What Permission Systems Are
To ensure a resource’s security, integrity, and performance, as well as prevent its data from unauthorized use, you can consider limiting access to resources your Cloudentity client application deals with. In Cloudentity, it can be done by configuring a permission system. This is a tenant-wide configuration -— once set, it covers all applications and workspaces within a tenant, so there’s no need to create an individual permission system for every workspace.
However, your tenant isn’t limited by a single permission system. You can create as many permission systems, as you need: for example, per an identity pool or application-dedicated and enable individual policies for each one.
Cloudentity’s Permission Systems facilitate permission checking and handling access to resources using the Google Zanzibar-inspired database with fine-grained permissions.
For a permission system to run, you must set up a schema—the outline of how the access is to be granted. The schema connects objects: a resource—the target to be accessed, and a subject—what or who will access the resource. In the example below, the schema defines the application’s permissions toward the email address.
How Permissions Work
Let’s say a permission system schema holds the following:
- Email address as
- Reader as
- Read as
- Application as
The schema delineates the access to the resource and the level of this access. The resource-subject connection is determined by relations, which are characterized by permissions.
In our example, we see that the application is the
reader for the email address,
and the reader has the
With a schema like this, you don’t have to look for attributes assigned to the subject. Instead, you make an exact check: whether the application can read the email address.
The permission system looks for the path

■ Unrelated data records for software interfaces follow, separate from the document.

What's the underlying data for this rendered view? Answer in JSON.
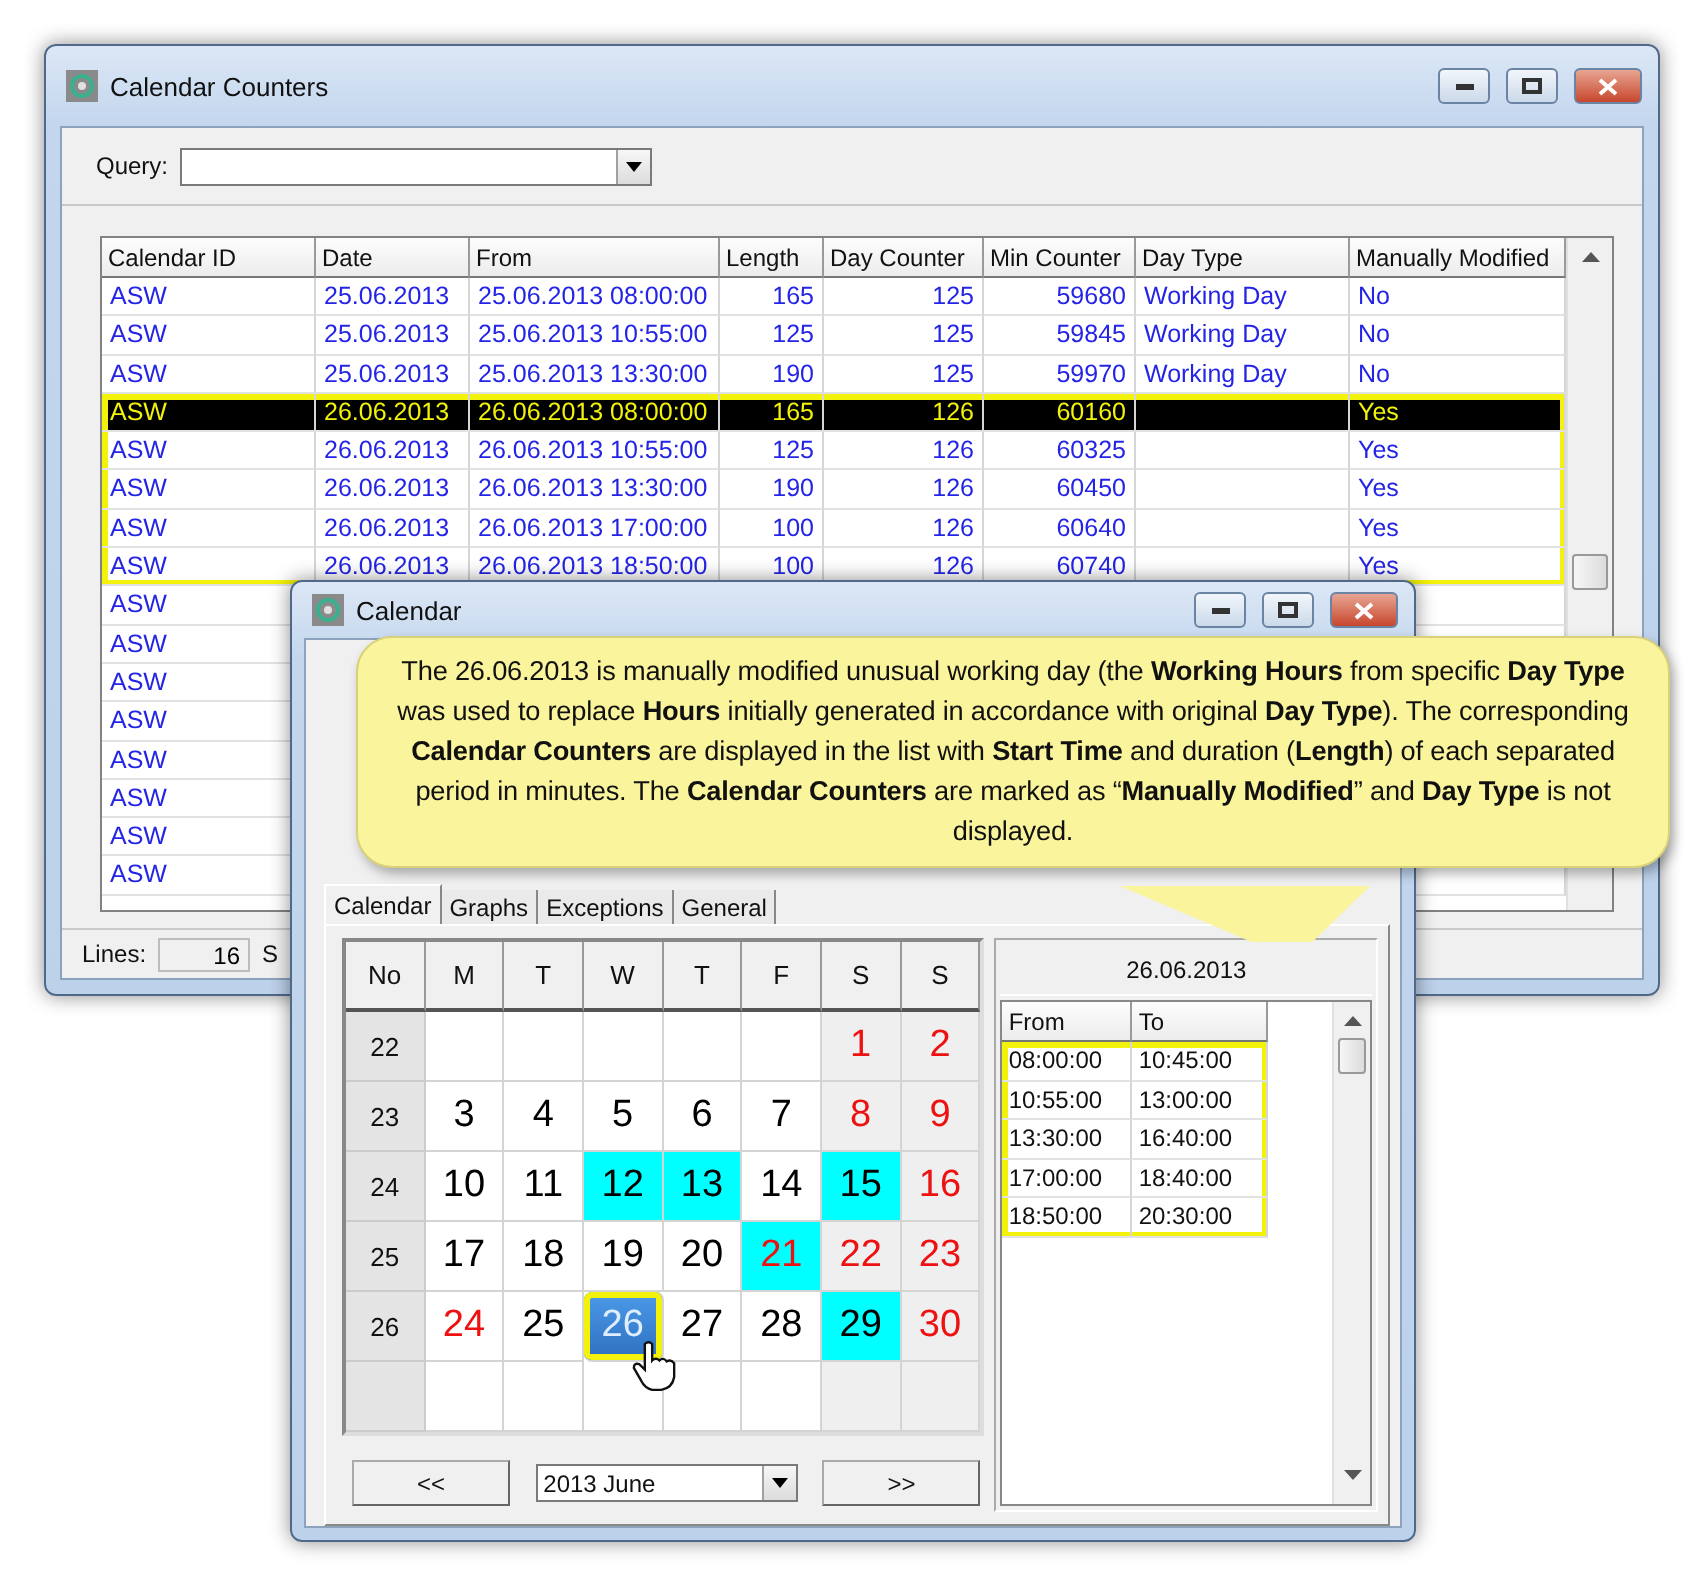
{
  "counters_window": {
    "title": "Calendar Counters",
    "query_label": "Query:",
    "table": {
      "columns": [
        "Calendar ID",
        "Date",
        "From",
        "Length",
        "Day Counter",
        "Min Counter",
        "Day Type",
        "Manually Modified"
      ],
      "rows": [
        {
          "calendar_id": "ASW",
          "date": "25.06.2013",
          "from": "25.06.2013 08:00:00",
          "length": "165",
          "day_counter": "125",
          "min_counter": "59680",
          "day_type": "Working Day",
          "manually_modified": "No",
          "selected": false,
          "outlined": false
        },
        {
          "calendar_id": "ASW",
          "date": "25.06.2013",
          "from": "25.06.2013 10:55:00",
          "length": "125",
          "day_counter": "125",
          "min_counter": "59845",
          "day_type": "Working Day",
          "manually_modified": "No",
          "selected": false,
          "outlined": false
        },
        {
          "calendar_id": "ASW",
          "date": "25.06.2013",
          "from": "25.06.2013 13:30:00",
          "length": "190",
          "day_counter": "125",
          "min_counter": "59970",
          "day_type": "Working Day",
          "manually_modified": "No",
          "selected": false,
          "outlined": false
        },
        {
          "calendar_id": "ASW",
          "date": "26.06.2013",
          "from": "26.06.2013 08:00:00",
          "length": "165",
          "day_counter": "126",
          "min_counter": "60160",
          "manually_modified": "Yes",
          "selected": true,
          "outlined": true
        },
        {
          "calendar_id": "ASW",
          "date": "26.06.2013",
          "from": "26.06.2013 10:55:00",
          "length": "125",
          "day_counter": "126",
          "min_counter": "60325",
          "manually_modified": "Yes",
          "selected": false,
          "outlined": true
        },
        {
          "calendar_id": "ASW",
          "date": "26.06.2013",
          "from": "26.06.2013 13:30:00",
          "length": "190",
          "day_counter": "126",
          "min_counter": "60450",
          "manually_modified": "Yes",
          "selected": false,
          "outlined": true
        },
        {
          "calendar_id": "ASW",
          "date": "26.06.2013",
          "from": "26.06.2013 17:00:00",
          "length": "100",
          "day_counter": "126",
          "min_counter": "60640",
          "manually_modified": "Yes",
          "selected": false,
          "outlined": true
        },
        {
          "calendar_id": "ASW",
          "date": "26.06.2013",
          "from": "26.06.2013 18:50:00",
          "length": "100",
          "day_counter": "126",
          "min_counter": "60740",
          "manually_modified": "Yes",
          "selected": false,
          "outlined": true
        },
        {
          "calendar_id": "ASW",
          "selected": false,
          "outlined": false
        },
        {
          "calendar_id": "ASW",
          "selected": false,
          "outlined": false
        },
        {
          "calendar_id": "ASW",
          "selected": false,
          "outlined": false
        },
        {
          "calendar_id": "ASW",
          "selected": false,
          "outlined": false
        },
        {
          "calendar_id": "ASW",
          "selected": false,
          "outlined": false
        },
        {
          "calendar_id": "ASW",
          "selected": false,
          "outlined": false
        },
        {
          "calendar_id": "ASW",
          "selected": false,
          "outlined": false
        },
        {
          "calendar_id": "ASW",
          "selected": false,
          "outlined": false
        }
      ]
    },
    "status": {
      "lines_label": "Lines:",
      "lines_value": "16",
      "next_label": "S"
    }
  },
  "calendar_window": {
    "title": "Calendar",
    "callout": "The 26.06.2013 is manually modified unusual working day (the **Working Hours** from specific **Day Type** was used to replace **Hours** initially generated in accordance with original **Day Type**). The corresponding **Calendar Counters** are displayed in the list with **Start Time** and duration (**Length**) of each separated period in minutes. The **Calendar Counters** are marked as “**Manually Modified**” and **Day Type** is not displayed.",
    "tabs": [
      {
        "label": "Calendar",
        "selected": true
      },
      {
        "label": "Graphs",
        "selected": false
      },
      {
        "label": "Exceptions",
        "selected": false
      },
      {
        "label": "General",
        "selected": false
      }
    ],
    "grid": {
      "headers": [
        "No",
        "M",
        "T",
        "W",
        "T",
        "F",
        "S",
        "S"
      ],
      "weeks": [
        {
          "no": "22",
          "days": [
            {
              "kind": "empty"
            },
            {
              "kind": "empty"
            },
            {
              "kind": "empty"
            },
            {
              "kind": "empty"
            },
            {
              "kind": "empty"
            },
            {
              "kind": "day",
              "day": "1",
              "red": true,
              "marked": false,
              "selected": false
            },
            {
              "kind": "day",
              "day": "2",
              "red": true,
              "marked": false,
              "selected": false
            }
          ]
        },
        {
          "no": "23",
          "days": [
            {
              "kind": "day",
              "day": "3",
              "red": false,
              "marked": false,
              "selected": false
            },
            {
              "kind": "day",
              "day": "4",
              "red": false,
              "marked": false,
              "selected": false
            },
            {
              "kind": "day",
              "day": "5",
              "red": false,
              "marked": false,
              "selected": false
            },
            {
              "kind": "day",
              "day": "6",
              "red": false,
              "marked": false,
              "selected": false
            },
            {
              "kind": "day",
              "day": "7",
              "red": false,
              "marked": false,
              "selected": false
            },
            {
              "kind": "day",
              "day": "8",
              "red": true,
              "marked": false,
              "selected": false
            },
            {
              "kind": "day",
              "day": "9",
              "red": true,
              "marked": false,
              "selected": false
            }
          ]
        },
        {
          "no": "24",
          "days": [
            {
              "kind": "day",
              "day": "10",
              "red": false,
              "marked": false,
              "selected": false
            },
            {
              "kind": "day",
              "day": "11",
              "red": false,
              "marked": false,
              "selected": false
            },
            {
              "kind": "day",
              "day": "12",
              "red": false,
              "marked": true,
              "selected": false
            },
            {
              "kind": "day",
              "day": "13",
              "red": false,
              "marked": true,
              "selected": false
            },
            {
              "kind": "day",
              "day": "14",
              "red": false,
              "marked": false,
              "selected": false
            },
            {
              "kind": "day",
              "day": "15",
              "red": false,
              "marked": true,
              "selected": false
            },
            {
              "kind": "day",
              "day": "16",
              "red": true,
              "marked": false,
              "selected": false
            }
          ]
        },
        {
          "no": "25",
          "days": [
            {
              "kind": "day",
              "day": "17",
              "red": false,
              "marked": false,
              "selected": false
            },
            {
              "kind": "day",
              "day": "18",
              "red": false,
              "marked": false,
              "selected": false
            },
            {
              "kind": "day",
              "day": "19",
              "red": false,
              "marked": false,
              "selected": false
            },
            {
              "kind": "day",
              "day": "20",
              "red": false,
              "marked": false,
              "selected": false
            },
            {
              "kind": "day",
              "day": "21",
              "red": true,
              "marked": true,
              "selected": false
            },
            {
              "kind": "day",
              "day": "22",
              "red": true,
              "marked": false,
              "selected": false
            },
            {
              "kind": "day",
              "day": "23",
              "red": true,
              "marked": false,
              "selected": false
            }
          ]
        },
        {
          "no": "26",
          "days": [
            {
              "kind": "day",
              "day": "24",
              "red": true,
              "marked": false,
              "selected": false
            },
            {
              "kind": "day",
              "day": "25",
              "red": false,
              "marked": false,
              "selected": false
            },
            {
              "kind": "day",
              "day": "26",
              "red": false,
              "marked": false,
              "selected": true
            },
            {
              "kind": "day",
              "day": "27",
              "red": false,
              "marked": false,
              "selected": false
            },
            {
              "kind": "day",
              "day": "28",
              "red": false,
              "marked": false,
              "selected": false
            },
            {
              "kind": "day",
              "day": "29",
              "red": false,
              "marked": true,
              "selected": false
            },
            {
              "kind": "day",
              "day": "30",
              "red": true,
              "marked": false,
              "selected": false
            }
          ]
        },
        {
          "days": [
            {
              "kind": "empty"
            },
            {
              "kind": "empty"
            },
            {
              "kind": "empty"
            },
            {
              "kind": "empty"
            },
            {
              "kind": "empty"
            },
            {
              "kind": "empty"
            },
            {
              "kind": "empty"
            }
          ]
        }
      ]
    },
    "prev_button": "<<",
    "month_select": "2013 June",
    "next_button": ">>",
    "day_panel": {
      "date": "26.06.2013",
      "columns": [
        "From",
        "To"
      ],
      "rows": [
        {
          "from": "08:00:00",
          "to": "10:45:00",
          "outlined": true
        },
        {
          "from": "10:55:00",
          "to": "13:00:00",
          "outlined": true
        },
        {
          "from": "13:30:00",
          "to": "16:40:00",
          "outlined": true
        },
        {
          "from": "17:00:00",
          "to": "18:40:00",
          "outlined": true
        },
        {
          "from": "18:50:00",
          "to": "20:30:00",
          "outlined": true
        }
      ]
    }
  }
}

email address > read > reader > application. If this path exists, the application can read
the email address, and you get
true in the response. Otherwise, the response is